## TASK DETAILS
Where does the string "label" appear in the records? Copy every line that contains it.

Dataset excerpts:
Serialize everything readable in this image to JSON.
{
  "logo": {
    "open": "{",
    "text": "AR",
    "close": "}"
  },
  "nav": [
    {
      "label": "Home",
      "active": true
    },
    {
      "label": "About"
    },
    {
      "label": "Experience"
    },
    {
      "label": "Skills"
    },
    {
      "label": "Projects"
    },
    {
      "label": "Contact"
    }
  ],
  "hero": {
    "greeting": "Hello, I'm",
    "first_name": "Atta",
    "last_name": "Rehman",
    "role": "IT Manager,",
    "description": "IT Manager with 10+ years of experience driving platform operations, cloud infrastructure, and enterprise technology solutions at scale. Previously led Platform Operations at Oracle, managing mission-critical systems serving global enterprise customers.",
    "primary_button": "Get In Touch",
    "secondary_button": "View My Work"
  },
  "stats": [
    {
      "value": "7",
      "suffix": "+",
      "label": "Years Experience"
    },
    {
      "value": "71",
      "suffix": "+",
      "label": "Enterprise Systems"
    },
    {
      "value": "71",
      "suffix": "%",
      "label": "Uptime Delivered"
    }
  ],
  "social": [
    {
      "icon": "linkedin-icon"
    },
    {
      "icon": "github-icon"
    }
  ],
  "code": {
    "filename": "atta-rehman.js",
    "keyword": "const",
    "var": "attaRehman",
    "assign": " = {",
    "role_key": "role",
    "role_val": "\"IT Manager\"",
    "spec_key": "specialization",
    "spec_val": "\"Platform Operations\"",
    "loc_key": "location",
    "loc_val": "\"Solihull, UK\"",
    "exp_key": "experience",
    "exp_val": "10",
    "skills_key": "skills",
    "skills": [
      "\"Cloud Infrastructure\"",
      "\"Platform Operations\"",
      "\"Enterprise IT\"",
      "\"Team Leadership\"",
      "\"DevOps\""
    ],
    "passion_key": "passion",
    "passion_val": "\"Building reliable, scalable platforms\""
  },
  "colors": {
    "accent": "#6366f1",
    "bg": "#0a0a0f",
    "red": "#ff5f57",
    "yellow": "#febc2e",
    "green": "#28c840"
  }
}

## SOLUTION FOR THIS TASK
      "label": "Home",
      "label": "About"
      "label": "Experience"
      "label": "Skills"
      "label": "Projects"
      "label": "Contact"
      "label": "Years Experience"
      "label": "Enterprise Systems"
      "label": "Uptime Delivered"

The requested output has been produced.